The History of the Lottery

lottery

The history of the lottery goes back at least as far as the Continental Congress. The members of the Continental Congress even voted in 1776 to create a lottery in an effort to raise money for the American Revolution. While this plan failed to meet expectations, other smaller public lotteries proved to be effective mechanisms for voluntary taxes and were instrumental in building several American colleges. During the same period, private lotteries were also common in the United States and England, where they were used as an advertising tool for various properties and products. By 1832, the Boston Mercantile Journal reported that there were 420 lotteries operating in eight states.

Historical background

The history of lotteries dates back thousands of years. Ancient documents describe drawing lots to determine who owned certain things. These activities soon spread to other parts of the world and were popularized in Europe. King James I of England introduced the first lottery in the United States in 1612. The proceeds of the lottery were used to build faneuil hall in Boston. This practice spread to other parts of the country and helped fund towns, wars, and public works projects. Today, over one hundred states offer lottery tickets.

Lotteries were first used in ancient times by Moses to divide land among the Israelites. Later, the Romans used lotteries to distribute land and slaves. Lotteries were also used in colonial Europe for public good projects and to fund wars. In the nineteenth century, the lottery became the most popular form of gambling in the United States. While the lottery is an excellent way to raise revenue, its illegality has been questioned.

Strategies to increase odds of winning

There are several strategies to increase the odds of winning the lottery. One of these strategies involves joining a syndicate, a group of people that chip in small amounts of money to buy more tickets. These groups can be friends or coworkers. The members must sign a contract agreeing to share the jackpot should one member win the jackpot. However, this strategy is not foolproof. It is best used in conjunction with other proven winning strategies.

Another strategy is to understand your responsibilities. Although wealth isn’t required to do good, you should at least consider spending some of it on other people. This is not only right from a social point of view, it can also make you feel happier as a person.
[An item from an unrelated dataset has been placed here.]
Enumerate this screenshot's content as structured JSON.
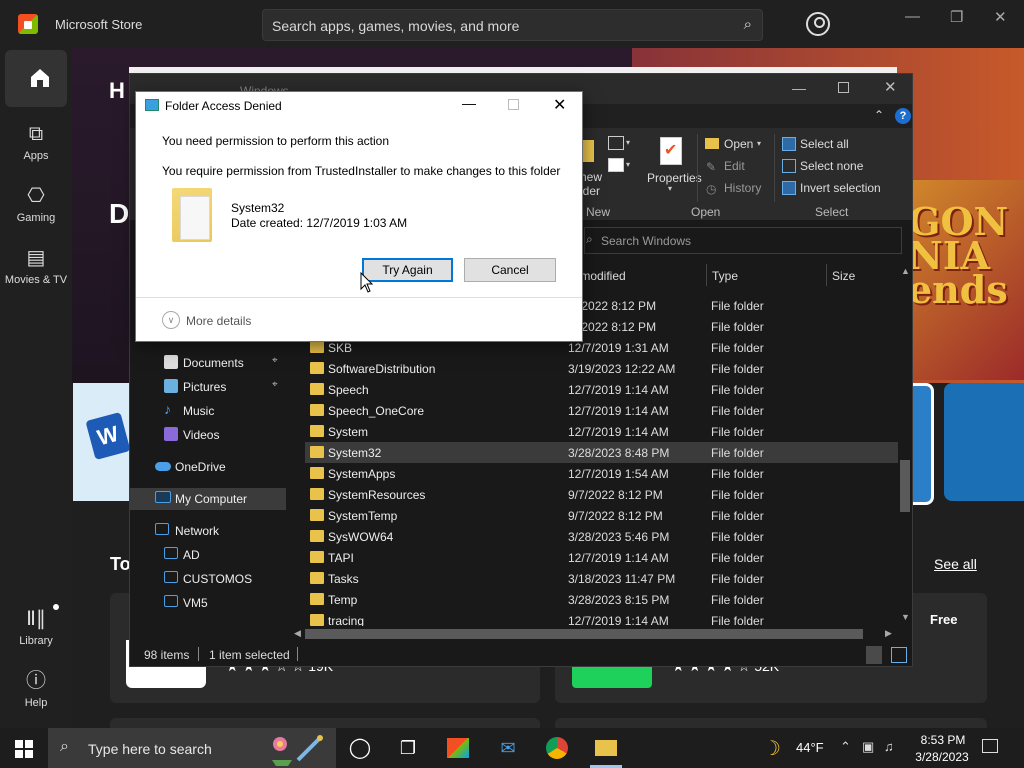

While money cannot buy happiness, it does give us the ability to have more fun and enjoy life to the fullest.

Legality

In India, there are various issues related to the legality of lotteries. The Indian government has to regulate and control the sale of lottery tickets. The government is also mandated to monitor the game and ensure that the prizes are fair and legitimate. The lottery industry generates a lot of tax revenue, which is a valuable source of revenue for the government. This money is used to fund various social welfare schemes.

Several state governments in India allow lottery play. Kerala was the first state to legalize the lottery in 1967 and implement taxation on its profits. The legality of lottery in India depends on the state laws, as it is illegal in some states and legal in others.

Costs

The expenses of running a lottery are numerous. A state law requires a state lottery to keep its operating expenses below 15 percent of its gross revenues. Operating expenses include wages and benefits for employees. They also include contract costs for producing scratch Tickets and delivering them to retailers. In 2003, the Pennsylvania Lottery spent more than $12 million on employee wages and benefits. Other expenses include the costs of advertising and promotion.

The lottery spends $1.2 million on a weekly television program, which is not widely seen. It also spends $0.4 million annually on radio ads. While these are not high costs, their effectiveness is questionable. In addition, the lottery spends over $1.2 million on production and distribution of a television program. It is important to note, however, that the Lottery has not sought competitive bidding for the production and distribution of the television program. In addition, the lottery has a history of overpaying for this media.